PORTLAND, Ore. – Oregon is among a growing number of states exploring ways to tax drivers based on the number of miles they drive instead of how much gas they use, even going so far as to install GPS monitoring devices in 300 vehicles. The idea first emerged nearly 10 years ago as Oregon lawmakers worried that fuel-efficient cars such as gas-electric hybrids could pose a threat to road upkeep, which is paid for largely with gasoline taxes.
The proposal is not without critics, including drivers who are concerned about privacy and others who fear the tax could eliminate the financial incentive for buying efficient vehicles.
The National Commission on Surface Transportation Infrastructure Financing is considering calling for higher gas taxes to keep highways, bridges and transit programs in good shape.
But over the long term, commission members say, the nation should consider taxing mileage rather than gasoline as drivers use more fuel-efficient and electric vehicles.

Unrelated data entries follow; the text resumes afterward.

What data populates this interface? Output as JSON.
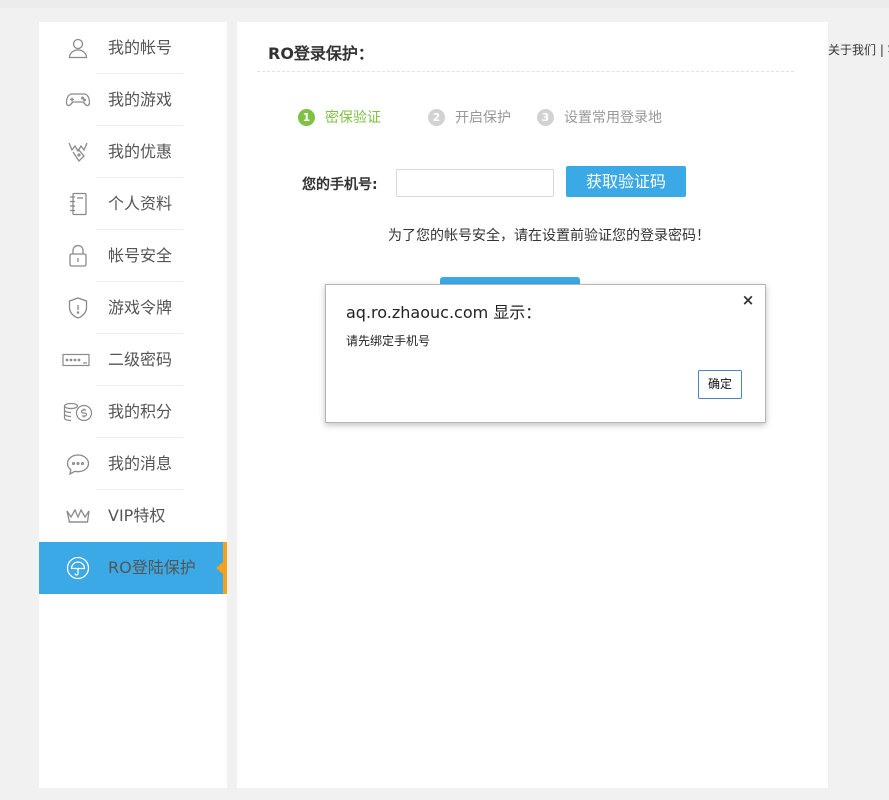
{
  "sidebar": {
    "items": [
      {
        "label": "我的帐号",
        "icon": "user-icon"
      },
      {
        "label": "我的游戏",
        "icon": "gamepad-icon"
      },
      {
        "label": "我的优惠",
        "icon": "gift-tag-icon"
      },
      {
        "label": "个人资料",
        "icon": "notebook-icon"
      },
      {
        "label": "帐号安全",
        "icon": "padlock-icon"
      },
      {
        "label": "游戏令牌",
        "icon": "shield-icon"
      },
      {
        "label": "二级密码",
        "icon": "password-box-icon"
      },
      {
        "label": "我的积分",
        "icon": "coins-icon"
      },
      {
        "label": "我的消息",
        "icon": "chat-bubble-icon"
      },
      {
        "label": "VIP特权",
        "icon": "crown-icon"
      },
      {
        "label": "RO登陆保护",
        "icon": "umbrella-icon",
        "active": true
      }
    ],
    "active_color": "#3ba9e6",
    "accent_color": "#f4a21e"
  },
  "main": {
    "title": "RO登录保护：",
    "steps": [
      {
        "num": "1",
        "label": "密保验证",
        "active": true
      },
      {
        "num": "2",
        "label": "开启保护",
        "active": false
      },
      {
        "num": "3",
        "label": "设置常用登录地",
        "active": false
      }
    ],
    "phone_label": "您的手机号:",
    "phone_value": "",
    "get_code_label": "获取验证码",
    "notice": "为了您的帐号安全，请在设置前验证您的登录密码！"
  },
  "top_links": "关于我们 | 客",
  "dialog": {
    "title": "aq.ro.zhaouc.com 显示：",
    "message": "请先绑定手机号",
    "close": "×",
    "ok_label": "确定"
  },
  "colors": {
    "step_active": "#7dc242",
    "step_inactive": "#d2d2d2",
    "button_blue": "#3ba9e6"
  }
}
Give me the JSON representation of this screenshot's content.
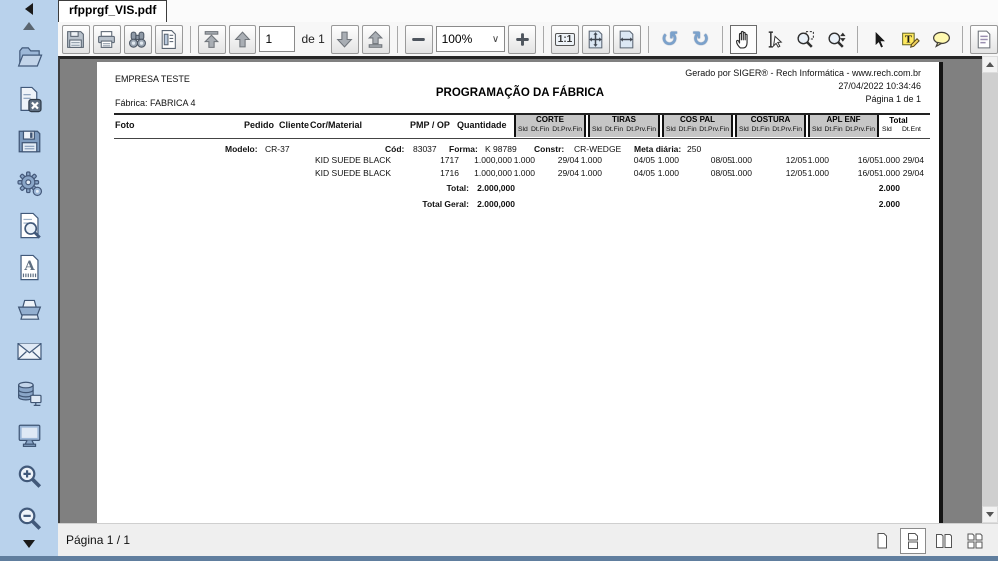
{
  "tab": {
    "title": "rfpprgf_VIS.pdf"
  },
  "toolbar": {
    "page_number": "1",
    "page_count_label": "de 1",
    "zoom_value": "100%",
    "one_to_one": "1:1",
    "rotate_ccw_glyph": "↺",
    "rotate_cw_glyph": "↻",
    "chevron_down_glyph": "∨"
  },
  "icons": {
    "sidebar": [
      "open-folder-icon",
      "close-document-icon",
      "save-icon",
      "settings-gear-icon",
      "preview-document-icon",
      "pdf-icon",
      "print-icon",
      "email-icon",
      "export-data-icon",
      "screen-icon",
      "zoom-in-icon",
      "zoom-out-icon"
    ],
    "toolbar": [
      "save-icon",
      "print-icon",
      "search-binoculars-icon",
      "report-structure-icon",
      "first-page-icon",
      "prev-page-icon",
      "next-page-icon",
      "last-page-icon",
      "zoom-out-icon",
      "zoom-in-icon",
      "actual-size-icon",
      "fit-page-icon",
      "fit-width-icon",
      "rotate-ccw-icon",
      "rotate-cw-icon",
      "hand-tool-icon",
      "text-select-icon",
      "zoom-marquee-icon",
      "zoom-dynamic-icon",
      "cursor-icon",
      "text-annotation-icon",
      "note-icon",
      "doc-properties-icon"
    ],
    "statusbar": [
      "single-page-icon",
      "continuous-icon",
      "facing-pages-icon",
      "tiled-pages-icon"
    ]
  },
  "report": {
    "company": "EMPRESA TESTE",
    "factory": "Fábrica: FABRICA 4",
    "title": "PROGRAMAÇÃO DA FÁBRICA",
    "generated_by": "Gerado por SIGER® - Rech Informática - www.rech.com.br",
    "generated_at": "27/04/2022 10:34:46",
    "page_info": "Página 1 de 1",
    "header": {
      "foto": "Foto",
      "pedido": "Pedido",
      "cliente": "Cliente",
      "cor_material": "Cor/Material",
      "pmp_op": "PMP  /  OP",
      "quantidade": "Quantidade",
      "groups": [
        {
          "name": "CORTE",
          "sub": [
            "Sld",
            "Dt.Fin",
            "Dt.Prv.Fin"
          ]
        },
        {
          "name": "TIRAS",
          "sub": [
            "Sld",
            "Dt.Fin",
            "Dt.Prv.Fin"
          ]
        },
        {
          "name": "COS PAL",
          "sub": [
            "Sld",
            "Dt.Fin",
            "Dt.Prv.Fin"
          ]
        },
        {
          "name": "COSTURA",
          "sub": [
            "Sld",
            "Dt.Fin",
            "Dt.Prv.Fin"
          ]
        },
        {
          "name": "APL ENF",
          "sub": [
            "Sld",
            "Dt.Fin",
            "Dt.Prv.Fin"
          ]
        }
      ],
      "total_group": {
        "name": "Total",
        "sub": [
          "Sld",
          "Dt.Ent"
        ]
      }
    },
    "model_line": {
      "modelo_label": "Modelo:",
      "modelo": "CR-37",
      "cod_label": "Cód:",
      "cod": "83037",
      "forma_label": "Forma:",
      "forma": "K 98789",
      "constr_label": "Constr:",
      "constr": "CR-WEDGE",
      "meta_label": "Meta diária:",
      "meta": "250"
    },
    "rows": [
      {
        "material": "KID SUEDE BLACK",
        "op": "1717",
        "qty": "1.000,000",
        "corte_sld": "1.000",
        "corte_prv": "29/04",
        "tiras_sld": "1.000",
        "tiras_prv": "04/05",
        "cospal_sld": "1.000",
        "cospal_prv": "08/05",
        "costura_sld": "1.000",
        "costura_prv": "12/05",
        "aplenf_sld": "1.000",
        "aplenf_prv": "16/05",
        "total_sld": "1.000",
        "total_ent": "29/04"
      },
      {
        "material": "KID SUEDE BLACK",
        "op": "1716",
        "qty": "1.000,000",
        "corte_sld": "1.000",
        "corte_prv": "29/04",
        "tiras_sld": "1.000",
        "tiras_prv": "04/05",
        "cospal_sld": "1.000",
        "cospal_prv": "08/05",
        "costura_sld": "1.000",
        "costura_prv": "12/05",
        "aplenf_sld": "1.000",
        "aplenf_prv": "16/05",
        "total_sld": "1.000",
        "total_ent": "29/04"
      }
    ],
    "totals": {
      "total_label": "Total:",
      "total_qty": "2.000,000",
      "total_sld": "2.000",
      "geral_label": "Total Geral:",
      "geral_qty": "2.000,000",
      "geral_sld": "2.000"
    }
  },
  "statusbar": {
    "page_label": "Página 1 / 1"
  },
  "colors": {
    "sidebar": "#b9d2ec",
    "viewport": "#808080",
    "group_header": "#c6c6c6",
    "bottom_strip": "#607e9e"
  }
}
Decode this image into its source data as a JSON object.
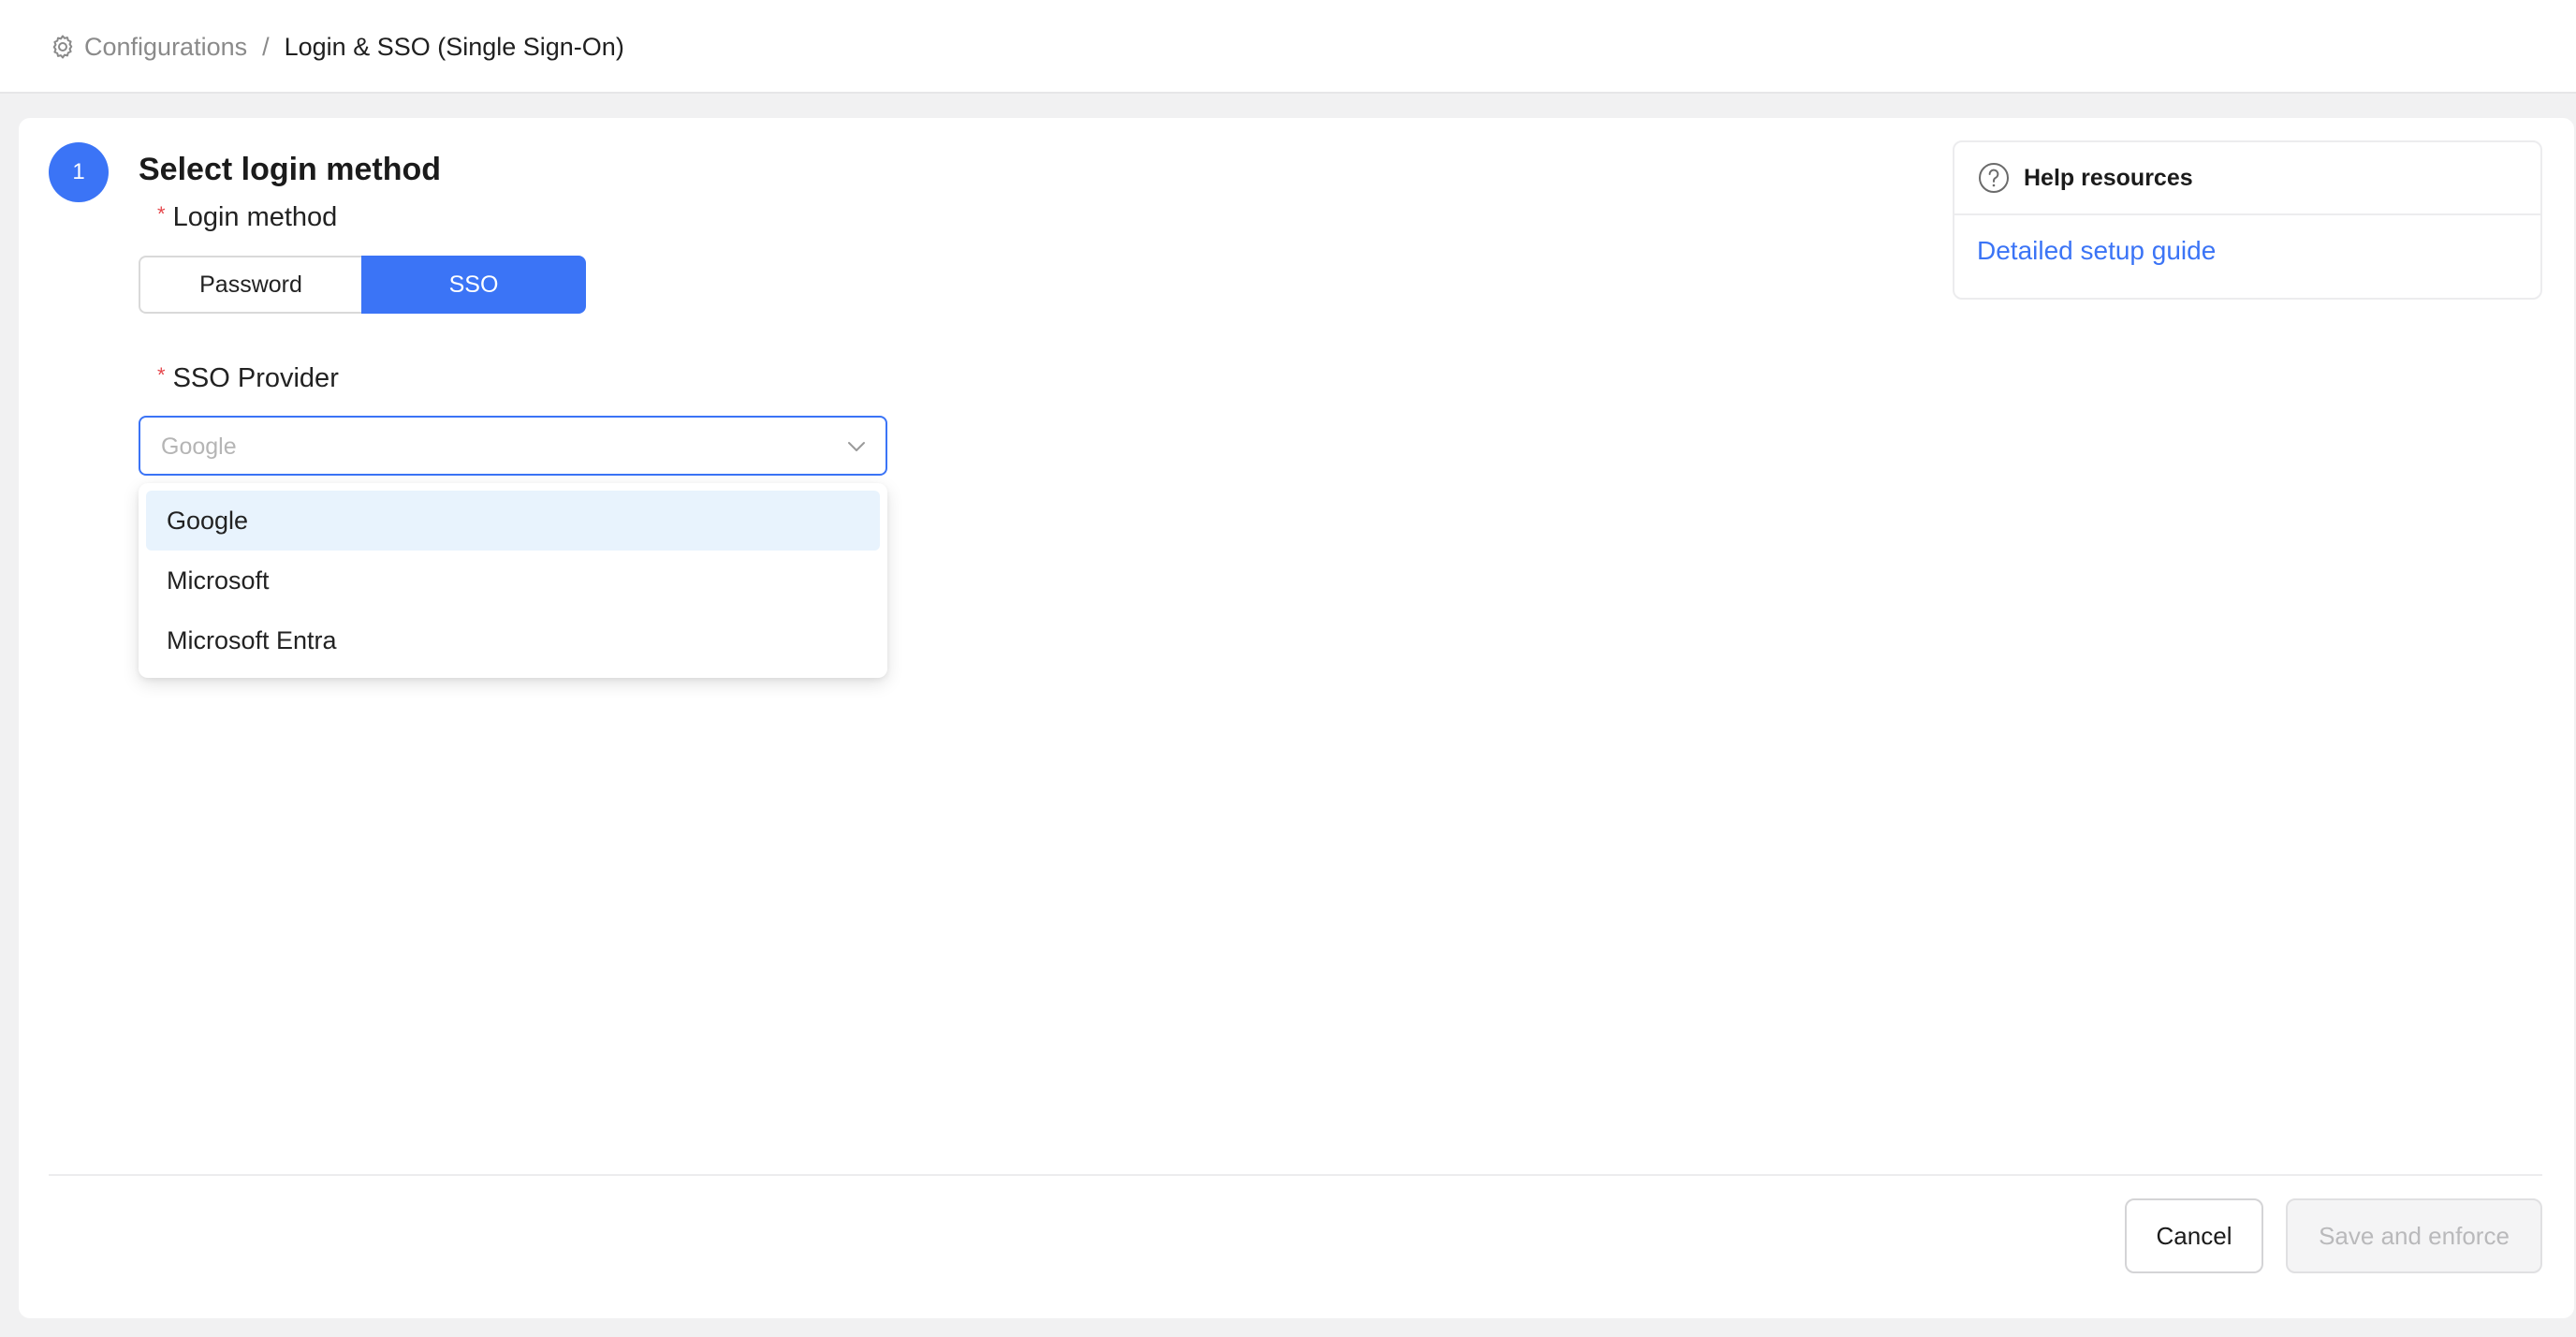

As cars burn less fuel, “the gas tax isn’t going to fill the bill,” said Rep. Peter DeFazio of Oregon, a member of the House Transportation and Infrastructure Committee.
Yeah, let’s provide less incentive for more fuel-efficient cars, that makes a lot of sense. Remove the tax on gas, thereby creating cheaper gas so people will use more of it, and make up for it by taxing equally the Hummer driver chewing up 100 miles of road as we do the little Prius driver lightly-scooting over 100 miles of road.
Here’s a better idea: set the gas tax to be equal to however much money you need to keep the roads maintained this month, divided by gallons of gas used last month. This month, roads cost X, last month, gas used = Y, so the gas tax is X/Y% per gallon.
As more people drive hybrids, less gas overall is used. As X is constant or increasing to keep up with road repair needs, and Y declines, X/Y% becomes larger. More incentive to get a hybrid and less gas will be used, but X coming in to maintain roads remains relatively constant.
Soon, with electric cars and other non-gas cars become even more desirable to get around the exorbitant X/Y% gas tax, X/Y% becomes a luxury tax for owning any gas car. Eventually, gas cars are extinct and by then I hope we have flying Jetsons cars, transporters, or we’ve learned to turn most of our defense budget into infrastructure projects.